We followed Sheila Hancock - actress and widow of actor John Thaw - as she traced her family tree on Who Do You Think You Are? tonight. This is a fascinating programme (now in its second series), and Sheila's story was one of the more interesting episodes I've seen.
One of the things Who Do You Think You Are? highlights for me is how mobile people have always been. We often hear pop-cultural commentators - such as the media - talk about the rise in mobility since the Industrial Revolution, conjuring-up images of previous generations whose horizon was just beyond the edge of the village. But, though we can trace geographically-stable families down census reports, there has always been a counter-beat. Humanity has been incredibly mobile (restless, even): usually for economic reasons; often (also) for reasons of persecution. It is that trade mobility that spread ideas - in every sphere of culture - sometimes over vast distances and across multiple language/etc. barriers. We have our contemporary expressions - from asylum seekers to blogging hubs - but none of this is new under the sun.

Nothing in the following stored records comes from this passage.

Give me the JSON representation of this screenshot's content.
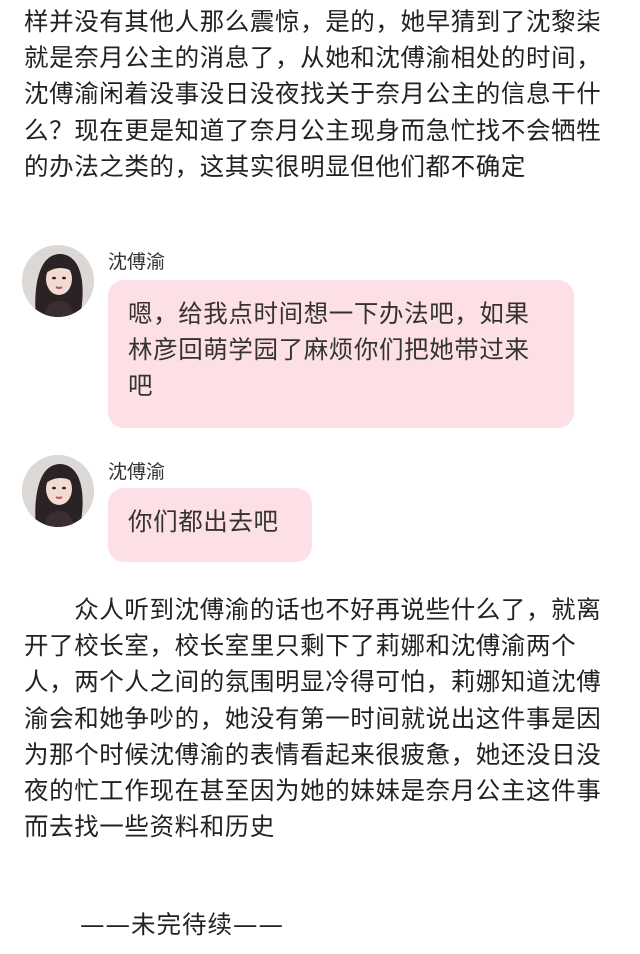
{
  "paragraphs": {
    "top": "样并没有其他人那么震惊，是的，她早猜到了沈黎柒就是奈月公主的消息了，从她和沈傅渝相处的时间，沈傅渝闲着没事没日没夜找关于奈月公主的信息干什么？现在更是知道了奈月公主现身而急忙找不会牺牲的办法之类的，这其实很明显但他们都不确定",
    "bottom": "　　众人听到沈傅渝的话也不好再说些什么了，就离开了校长室，校长室里只剩下了莉娜和沈傅渝两个人，两个人之间的氛围明显冷得可怕，莉娜知道沈傅渝会和她争吵的，她没有第一时间就说出这件事是因为那个时候沈傅渝的表情看起来很疲惫，她还没日没夜的忙工作现在甚至因为她的妹妹是奈月公主这件事而去找一些资料和历史"
  },
  "messages": [
    {
      "speaker": "沈傅渝",
      "text": "嗯，给我点时间想一下办法吧，如果林彦回萌学园了麻烦你们把她带过来吧"
    },
    {
      "speaker": "沈傅渝",
      "text": "你们都出去吧"
    }
  ],
  "footer": {
    "end_text": "——未完待续——"
  },
  "colors": {
    "bubble_background": "#fde0e5",
    "text": "#222222"
  }
}
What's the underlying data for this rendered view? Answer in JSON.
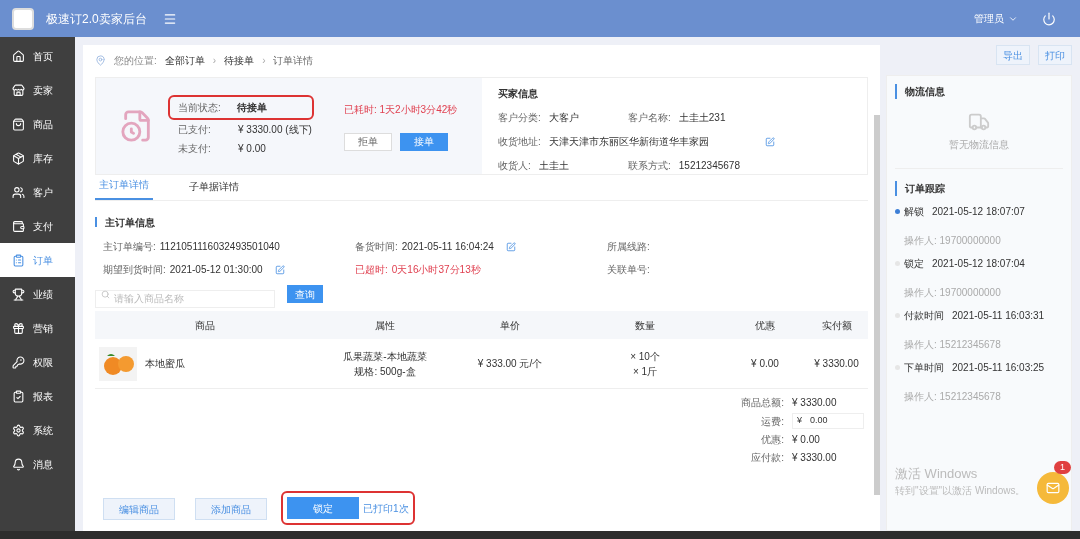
{
  "header": {
    "title": "极速订2.0卖家后台",
    "user": "管理员"
  },
  "sidebar": {
    "items": [
      {
        "label": "首页",
        "selected": false
      },
      {
        "label": "卖家",
        "selected": false
      },
      {
        "label": "商品",
        "selected": false
      },
      {
        "label": "库存",
        "selected": false
      },
      {
        "label": "客户",
        "selected": false
      },
      {
        "label": "支付",
        "selected": false
      },
      {
        "label": "订单",
        "selected": true
      },
      {
        "label": "业绩",
        "selected": false
      },
      {
        "label": "营销",
        "selected": false
      },
      {
        "label": "权限",
        "selected": false
      },
      {
        "label": "报表",
        "selected": false
      },
      {
        "label": "系统",
        "selected": false
      },
      {
        "label": "消息",
        "selected": false
      }
    ]
  },
  "breadcrumb": {
    "prefix": "您的位置:",
    "separator": "›",
    "items": [
      "全部订单",
      "待接单",
      "订单详情"
    ]
  },
  "actions": [
    "导出",
    "打印"
  ],
  "status": {
    "label": "当前状态:",
    "value": "待接单",
    "highlighted": true,
    "elapsed": "已耗时: 1天2小时3分42秒",
    "rows": [
      {
        "label": "已支付:",
        "value": "¥ 3330.00 (线下)"
      },
      {
        "label": "未支付:",
        "value": "¥ 0.00"
      }
    ],
    "buttons": [
      {
        "label": "拒单",
        "kind": "secondary"
      },
      {
        "label": "接单",
        "kind": "primary"
      }
    ]
  },
  "buyer": {
    "title": "买家信息",
    "fields": [
      {
        "label": "客户分类:",
        "value": "大客户",
        "editable": false
      },
      {
        "label": "客户名称:",
        "value": "土圭土231",
        "editable": false
      },
      {
        "label": "收货地址:",
        "value": "天津天津市东丽区华新街道华丰家园",
        "editable": true
      },
      {
        "label": "收货人:",
        "value": "土圭土",
        "editable": false
      },
      {
        "label": "联系方式:",
        "value": "15212345678",
        "editable": false
      }
    ]
  },
  "tabs": [
    {
      "label": "主订单详情",
      "selected": true
    },
    {
      "label": "子单据详情",
      "selected": false
    }
  ],
  "order_info": {
    "title": "主订单信息",
    "fields": [
      {
        "label": "主订单编号:",
        "value": "1121051116032493501040",
        "editable": false,
        "alert": false
      },
      {
        "label": "备货时间:",
        "value": "2021-05-11 16:04:24",
        "editable": true,
        "alert": false
      },
      {
        "label": "所属线路:",
        "editable": false,
        "alert": false
      },
      {
        "label": "期望到货时间:",
        "value": "2021-05-12 01:30:00",
        "editable": true,
        "alert": false
      },
      {
        "label": "已超时:",
        "value": "0天16小时37分13秒",
        "editable": false,
        "alert": true
      },
      {
        "label": "关联单号:",
        "editable": false,
        "alert": false
      }
    ]
  },
  "search": {
    "placeholder": "请输入商品名称",
    "button": "查询"
  },
  "table": {
    "columns": [
      "商品",
      "属性",
      "单价",
      "数量",
      "优惠",
      "实付额"
    ],
    "rows": [
      {
        "name": "本地蜜瓜",
        "attrs": [
          "瓜果蔬菜-本地蔬菜",
          "规格: 500g-盒"
        ],
        "price": "¥ 333.00 元/个",
        "qty": [
          "× 10个",
          "× 1斤"
        ],
        "discount": "¥ 0.00",
        "paid": "¥ 3330.00"
      }
    ]
  },
  "totals": [
    {
      "label": "商品总额:",
      "value": "¥ 3330.00",
      "kind": "text"
    },
    {
      "label": "运费:",
      "value": "0.00",
      "kind": "input",
      "prefix": "¥"
    },
    {
      "label": "优惠:",
      "value": "¥ 0.00",
      "kind": "text"
    },
    {
      "label": "应付款:",
      "value": "¥ 3330.00",
      "kind": "text"
    }
  ],
  "footer": {
    "buttons": [
      {
        "label": "编辑商品",
        "highlighted": false,
        "kind": "light"
      },
      {
        "label": "添加商品",
        "highlighted": false,
        "kind": "light"
      },
      {
        "label": "锁定",
        "highlighted": true,
        "kind": "primary"
      }
    ],
    "note": "已打印1次"
  },
  "logistics": {
    "title": "物流信息",
    "empty": "暂无物流信息"
  },
  "tracking": {
    "title": "订单跟踪",
    "events": [
      {
        "action": "解锁",
        "time": "2021-05-12 18:07:07",
        "operator": "操作人: 19700000000",
        "selected": true
      },
      {
        "action": "锁定",
        "time": "2021-05-12 18:07:04",
        "operator": "操作人: 19700000000",
        "selected": false
      },
      {
        "action": "付款时间",
        "time": "2021-05-11 16:03:31",
        "operator": "操作人: 15212345678",
        "selected": false
      },
      {
        "action": "下单时间",
        "time": "2021-05-11 16:03:25",
        "operator": "操作人: 15212345678",
        "selected": false
      }
    ]
  },
  "os_notice": {
    "title": "激活 Windows",
    "text": "转到\"设置\"以激活 Windows。"
  },
  "chat": {
    "badge": "1"
  }
}
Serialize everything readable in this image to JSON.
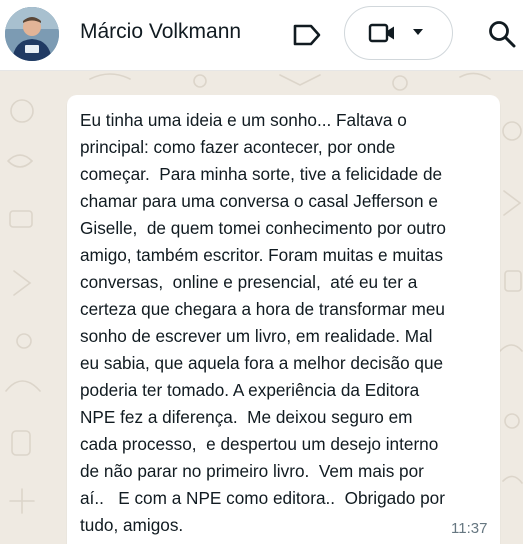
{
  "header": {
    "contact_name": "Márcio Volkmann",
    "avatar_icon": "profile-photo",
    "label_icon": "label-icon",
    "video_icon": "video-camera-icon",
    "dropdown_icon": "caret-down-icon",
    "search_icon": "search-icon"
  },
  "message": {
    "text": "Eu tinha uma ideia e um sonho... Faltava o\nprincipal: como fazer acontecer, por onde\ncomeçar.  Para minha sorte, tive a felicidade de\nchamar para uma conversa o casal Jefferson e\nGiselle,  de quem tomei conhecimento por outro\namigo, também escritor. Foram muitas e muitas\nconversas,  online e presencial,  até eu ter a\ncerteza que chegara a hora de transformar meu\nsonho de escrever um livro, em realidade. Mal\neu sabia, que aquela fora a melhor decisão que\npoderia ter tomado. A experiência da Editora\nNPE fez a diferença.  Me deixou seguro em\ncada processo,  e despertou um desejo interno\nde não parar no primeiro livro.  Vem mais por\naí..   E com a NPE como editora..  Obrigado por\ntudo, amigos.",
    "time": "11:37"
  },
  "colors": {
    "chat_background": "#efeae2",
    "bubble": "#ffffff",
    "text": "#111b21",
    "meta": "#667781",
    "icon": "#111b21"
  }
}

The spread of Christianity across Europe, the first time around, and every time around since then, is as much (perhaps more so) the story of such mobile traders and refugees carrying their faith as it is the story of set-apart 'professional' missionary monks. Somewhere along the line that confidence has been lost - in no small part because of an increase (or perceived increase) in competing ideas and voices. But moving our ideas, beliefs, values around is part of being human. Perhaps it is more the sphere of the apostles and evangelists - the pioneers and enthusers - whether apostles and evangelists for the Gospel or anything else. But that doesn't entirely rule everyone else out. Let's be human. Let's be carriers. Let's network.
Who Do You Think You Are?
social history family tree mobility Christianity